“When she conveyed and confirmed her story, the Kennedy damage control kicked in and informed the shocked senator.”
Shortly after, the next morning, Kennedy reported the accident to the Edgartown police, saying he and his passenger Mary Jo Kopechne had gone off the bridge and that he had attempted to try and save her.
In closing, the letter writer told Potoski that he was sorry he had not had a chance to tell this to Kopechne’s parents, Gwen and Joe Kopechne, who died in 2007 and 2003, respectively, and hoped it brought some “peace and closure” to her family.
If true, the letter explains a mystery that has lasted nearly 50 years.
PEOPLE reached out to a spokesperson for Kennedy’s widow, Victoria Reggie, for comment last week, and has yet to hear a response.
But a friend of Senator Kennedy’s who worked on Kennedy’s 1980 presidential bid says the senator once told him that he did not know Kopechne was asleep in the back seat of his car. “He said, ‘I had no idea she was asleep in the back,’ ” says the friend.
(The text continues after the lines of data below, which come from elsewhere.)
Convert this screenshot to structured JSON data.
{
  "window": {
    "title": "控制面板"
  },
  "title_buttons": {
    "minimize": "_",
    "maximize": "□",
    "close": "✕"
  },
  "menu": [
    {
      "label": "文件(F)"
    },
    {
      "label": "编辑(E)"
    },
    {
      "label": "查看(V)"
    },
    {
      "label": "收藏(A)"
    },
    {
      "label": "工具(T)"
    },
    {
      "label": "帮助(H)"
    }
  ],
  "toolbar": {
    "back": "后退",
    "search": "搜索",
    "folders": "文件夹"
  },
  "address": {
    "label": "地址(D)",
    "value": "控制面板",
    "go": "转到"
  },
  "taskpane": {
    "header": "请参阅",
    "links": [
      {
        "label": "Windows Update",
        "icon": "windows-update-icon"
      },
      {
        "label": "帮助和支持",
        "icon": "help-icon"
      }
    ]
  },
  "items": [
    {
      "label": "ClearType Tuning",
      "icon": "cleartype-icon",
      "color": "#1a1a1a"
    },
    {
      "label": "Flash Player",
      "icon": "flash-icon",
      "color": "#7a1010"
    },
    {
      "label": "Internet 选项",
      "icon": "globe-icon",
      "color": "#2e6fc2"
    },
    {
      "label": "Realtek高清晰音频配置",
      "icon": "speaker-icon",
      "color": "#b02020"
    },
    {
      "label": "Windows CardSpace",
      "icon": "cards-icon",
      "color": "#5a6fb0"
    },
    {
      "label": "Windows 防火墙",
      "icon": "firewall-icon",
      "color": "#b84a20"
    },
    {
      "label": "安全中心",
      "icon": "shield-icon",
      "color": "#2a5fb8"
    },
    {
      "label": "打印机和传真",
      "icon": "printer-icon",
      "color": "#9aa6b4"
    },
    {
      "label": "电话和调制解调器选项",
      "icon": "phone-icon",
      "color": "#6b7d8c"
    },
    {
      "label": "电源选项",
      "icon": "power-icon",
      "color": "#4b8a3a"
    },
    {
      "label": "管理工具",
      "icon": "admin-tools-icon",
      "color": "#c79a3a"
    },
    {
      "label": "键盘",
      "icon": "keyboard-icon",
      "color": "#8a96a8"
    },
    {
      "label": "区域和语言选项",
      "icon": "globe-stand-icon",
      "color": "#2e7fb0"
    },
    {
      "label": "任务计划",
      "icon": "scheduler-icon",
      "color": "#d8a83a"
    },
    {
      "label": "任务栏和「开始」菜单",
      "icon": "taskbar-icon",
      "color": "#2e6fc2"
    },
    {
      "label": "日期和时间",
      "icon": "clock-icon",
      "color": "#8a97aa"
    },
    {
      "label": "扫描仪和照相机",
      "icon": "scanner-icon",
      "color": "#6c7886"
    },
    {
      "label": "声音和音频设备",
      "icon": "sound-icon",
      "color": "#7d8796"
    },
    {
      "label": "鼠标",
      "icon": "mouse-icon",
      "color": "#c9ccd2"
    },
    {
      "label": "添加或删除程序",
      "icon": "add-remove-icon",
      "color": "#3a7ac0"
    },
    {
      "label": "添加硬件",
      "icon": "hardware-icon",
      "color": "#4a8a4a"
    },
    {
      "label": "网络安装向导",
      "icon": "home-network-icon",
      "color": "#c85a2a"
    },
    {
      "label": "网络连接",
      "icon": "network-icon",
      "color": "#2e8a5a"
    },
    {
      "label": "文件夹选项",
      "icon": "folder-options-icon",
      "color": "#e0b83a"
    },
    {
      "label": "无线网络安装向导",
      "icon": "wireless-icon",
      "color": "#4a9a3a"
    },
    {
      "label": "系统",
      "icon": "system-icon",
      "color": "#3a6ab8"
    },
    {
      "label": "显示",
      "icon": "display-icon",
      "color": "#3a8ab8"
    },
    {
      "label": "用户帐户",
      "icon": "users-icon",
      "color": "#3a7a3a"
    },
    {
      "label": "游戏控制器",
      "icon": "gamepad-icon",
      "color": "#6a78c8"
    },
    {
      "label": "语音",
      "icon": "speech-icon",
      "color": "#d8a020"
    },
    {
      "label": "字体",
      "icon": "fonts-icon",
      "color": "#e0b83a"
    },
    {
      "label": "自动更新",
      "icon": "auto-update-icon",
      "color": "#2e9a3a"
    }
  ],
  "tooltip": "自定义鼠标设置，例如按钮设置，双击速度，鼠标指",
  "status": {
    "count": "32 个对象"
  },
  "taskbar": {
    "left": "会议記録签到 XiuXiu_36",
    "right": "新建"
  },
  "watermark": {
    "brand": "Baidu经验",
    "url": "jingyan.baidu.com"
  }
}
The friend says Mary Jo’s death haunted Ted throughout his life. “He felt like he let everybody down in Chappaquiddick. Teddy’s point of view was, he did something immensely stupid and he would have to live with it. In the same way that he took the deaths of his brothers on his shoulders, he took that. He is a guy who carried a lot of weight. And how well he carried the enormous burden of history.”
After Chappaquiddick,Ted Kennedy went on to have a lasting influence as a legislator in his 46-year Senate career.
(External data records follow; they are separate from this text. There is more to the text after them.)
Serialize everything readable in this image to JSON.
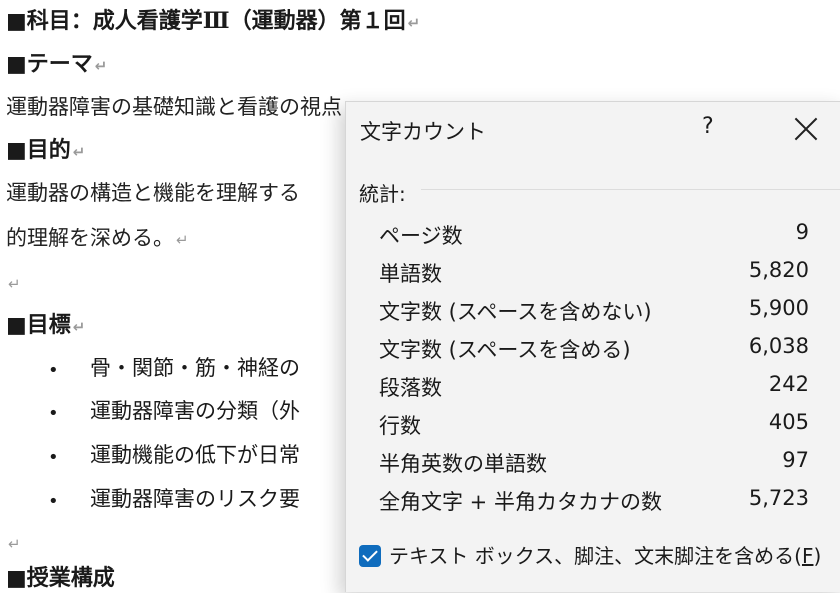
{
  "document": {
    "lines": [
      {
        "text": "■科目：成人看護学Ⅲ（運動器）第１回",
        "style": "heading",
        "mark": "↵"
      },
      {
        "text": "■テーマ",
        "style": "heading",
        "mark": "↵"
      },
      {
        "text": "運動器障害の基礎知識と看護の視点",
        "style": "para",
        "mark": ""
      },
      {
        "text": "■目的",
        "style": "heading",
        "mark": "↵"
      },
      {
        "text": "運動器の構造と機能を理解する",
        "style": "para",
        "mark": ""
      },
      {
        "text": "的理解を深める。",
        "style": "para",
        "mark": "↵"
      },
      {
        "text": "",
        "style": "para",
        "mark": "↵"
      },
      {
        "text": "■目標",
        "style": "heading",
        "mark": "↵"
      }
    ],
    "bullets": [
      "骨・関節・筋・神経の",
      "運動器障害の分類（外",
      "運動機能の低下が日常",
      "運動器障害のリスク要"
    ],
    "bullet_glyph": "•",
    "after_bullets_mark": "↵",
    "last_heading": "■授業構成"
  },
  "dialog": {
    "title": "文字カウント",
    "help_label": "?",
    "close_label": "Close",
    "stats_label": "統計:",
    "stats": [
      {
        "label": "ページ数",
        "value": "9"
      },
      {
        "label": "単語数",
        "value": "5,820"
      },
      {
        "label": "文字数 (スペースを含めない)",
        "value": "5,900"
      },
      {
        "label": "文字数 (スペースを含める)",
        "value": "6,038"
      },
      {
        "label": "段落数",
        "value": "242"
      },
      {
        "label": "行数",
        "value": "405"
      },
      {
        "label": "半角英数の単語数",
        "value": "97"
      },
      {
        "label": "全角文字 + 半角カタカナの数",
        "value": "5,723"
      }
    ],
    "checkbox": {
      "label": "テキスト ボックス、脚注、文末脚注を含める(",
      "accel": "F",
      "suffix": ")",
      "checked": true
    },
    "accent_color": "#0f6cbd"
  }
}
After Kennedy’s death at 77 on August 25, 2009, President Obama eulogized the senator at his funeral, hailing him as “the soul of the Democratic Party and the lion of the U.S. Senate – a man whose name graces nearly one thousand laws, and who penned more than three hundred himself.”
Less than a month after his death, Kennedy’s memoir, True Compass, was released.
In it, he wrote, “That night on Chappaquiddick Island ended in a horrible tragedy that haunts me every day of my life. I had suffered sudden and violent loss far too many times, but this night was different. This night I was responsible. … Yes, it was an accident. But that doesn’t erase the fact that I had caused an innocent woman’s death.”
Now, nearly 50 years after Kopechne’s death, her cousin Georgetta Potoski still has questions about the night. She and her son don’t feel the mysterious letter explained everything.
“Until we know the truth we can never rest in peace. The truth, even if it’s not what you want to hear, has some dignity to it. It’s real, it’s what you know you have to deal with,” Potoski says.
But yet she adds, “The bottom line is I know Mary Jo is okay, I know she’s all right. The only thing I can do at this point is put them all in God’s hands. Whatever happened, whatever anybody did, he’ll have to sort it out. I can’t sort it out. We have to let it go.”